(Dataset rows describing interfaces)
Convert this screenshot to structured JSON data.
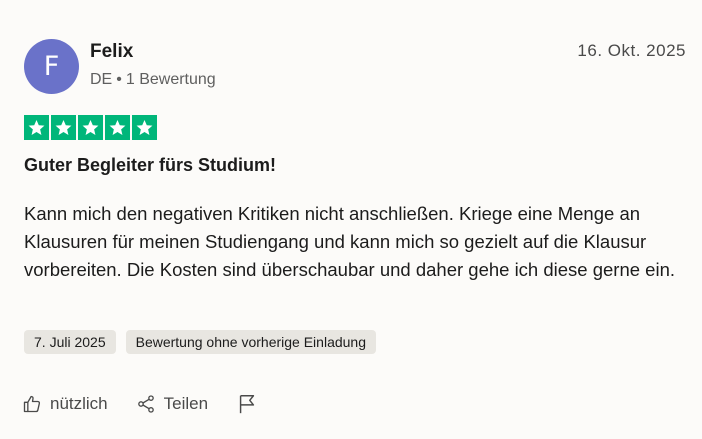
{
  "reviewer": {
    "initial": "F",
    "name": "Felix",
    "country": "DE",
    "separator": "•",
    "review_count": "1 Bewertung",
    "avatar_color": "#6a72c9"
  },
  "review": {
    "date": "16. Okt. 2025",
    "rating": 5,
    "star_color": "#00b67a",
    "title": "Guter Begleiter fürs Studium!",
    "text": "Kann mich den negativen Kritiken nicht anschließen. Kriege eine Menge an Klausuren für meinen Studiengang und kann mich so gezielt auf die Klausur vorbereiten. Die Kosten sind überschaubar und daher gehe ich diese gerne ein.",
    "experience_date": "7. Juli 2025",
    "invitation_tag": "Bewertung ohne vorherige Einladung"
  },
  "actions": {
    "useful_label": "nützlich",
    "share_label": "Teilen",
    "useful_icon": "thumbs-up-icon",
    "share_icon": "share-icon",
    "report_icon": "flag-icon"
  }
}
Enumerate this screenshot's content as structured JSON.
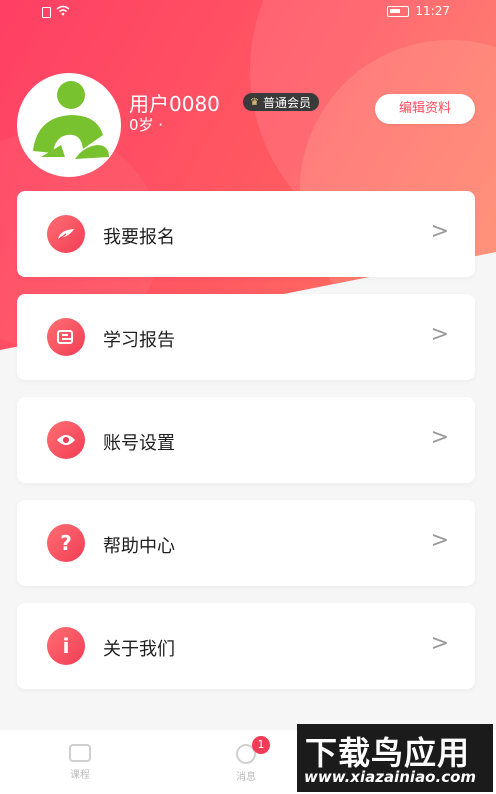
{
  "status_bar": {
    "time": "11:27"
  },
  "profile": {
    "username": "用户0080",
    "meta": "0岁 ·",
    "member_badge": "普通会员",
    "edit_button": "编辑资料"
  },
  "menu": [
    {
      "label": "我要报名",
      "icon": "pen-icon"
    },
    {
      "label": "学习报告",
      "icon": "report-icon"
    },
    {
      "label": "账号设置",
      "icon": "eye-icon"
    },
    {
      "label": "帮助中心",
      "icon": "question-icon",
      "glyph": "?"
    },
    {
      "label": "关于我们",
      "icon": "info-icon",
      "glyph": "i"
    }
  ],
  "chevron": ">",
  "tabbar": {
    "tabs": [
      {
        "label": "课程"
      },
      {
        "label": "消息",
        "badge": "1"
      }
    ]
  },
  "watermark": {
    "title": "下载鸟应用",
    "url": "www.xiazainiao.com"
  },
  "colors": {
    "accent": "#f23c55",
    "gradient_start": "#ff3f64",
    "gradient_end": "#ff7d5e"
  }
}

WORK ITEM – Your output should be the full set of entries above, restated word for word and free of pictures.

ANSWER SECTION –
Convert this screenshot to structured JSON data.
{
  "reviewer": {
    "initial": "F",
    "name": "Felix",
    "country": "DE",
    "separator": "•",
    "review_count": "1 Bewertung",
    "avatar_color": "#6a72c9"
  },
  "review": {
    "date": "16. Okt. 2025",
    "rating": 5,
    "star_color": "#00b67a",
    "title": "Guter Begleiter fürs Studium!",
    "text": "Kann mich den negativen Kritiken nicht anschließen. Kriege eine Menge an Klausuren für meinen Studiengang und kann mich so gezielt auf die Klausur vorbereiten. Die Kosten sind überschaubar und daher gehe ich diese gerne ein.",
    "experience_date": "7. Juli 2025",
    "invitation_tag": "Bewertung ohne vorherige Einladung"
  },
  "actions": {
    "useful_label": "nützlich",
    "share_label": "Teilen",
    "useful_icon": "thumbs-up-icon",
    "share_icon": "share-icon",
    "report_icon": "flag-icon"
  }
}
Enumerate this screenshot's content as structured JSON.
{
  "status_bar": {
    "time": "11:27"
  },
  "profile": {
    "username": "用户0080",
    "meta": "0岁 ·",
    "member_badge": "普通会员",
    "edit_button": "编辑资料"
  },
  "menu": [
    {
      "label": "我要报名",
      "icon": "pen-icon"
    },
    {
      "label": "学习报告",
      "icon": "report-icon"
    },
    {
      "label": "账号设置",
      "icon": "eye-icon"
    },
    {
      "label": "帮助中心",
      "icon": "question-icon",
      "glyph": "?"
    },
    {
      "label": "关于我们",
      "icon": "info-icon",
      "glyph": "i"
    }
  ],
  "chevron": ">",
  "tabbar": {
    "tabs": [
      {
        "label": "课程"
      },
      {
        "label": "消息",
        "badge": "1"
      }
    ]
  },
  "watermark": {
    "title": "下载鸟应用",
    "url": "www.xiazainiao.com"
  },
  "colors": {
    "accent": "#f23c55",
    "gradient_start": "#ff3f64",
    "gradient_end": "#ff7d5e"
  }
}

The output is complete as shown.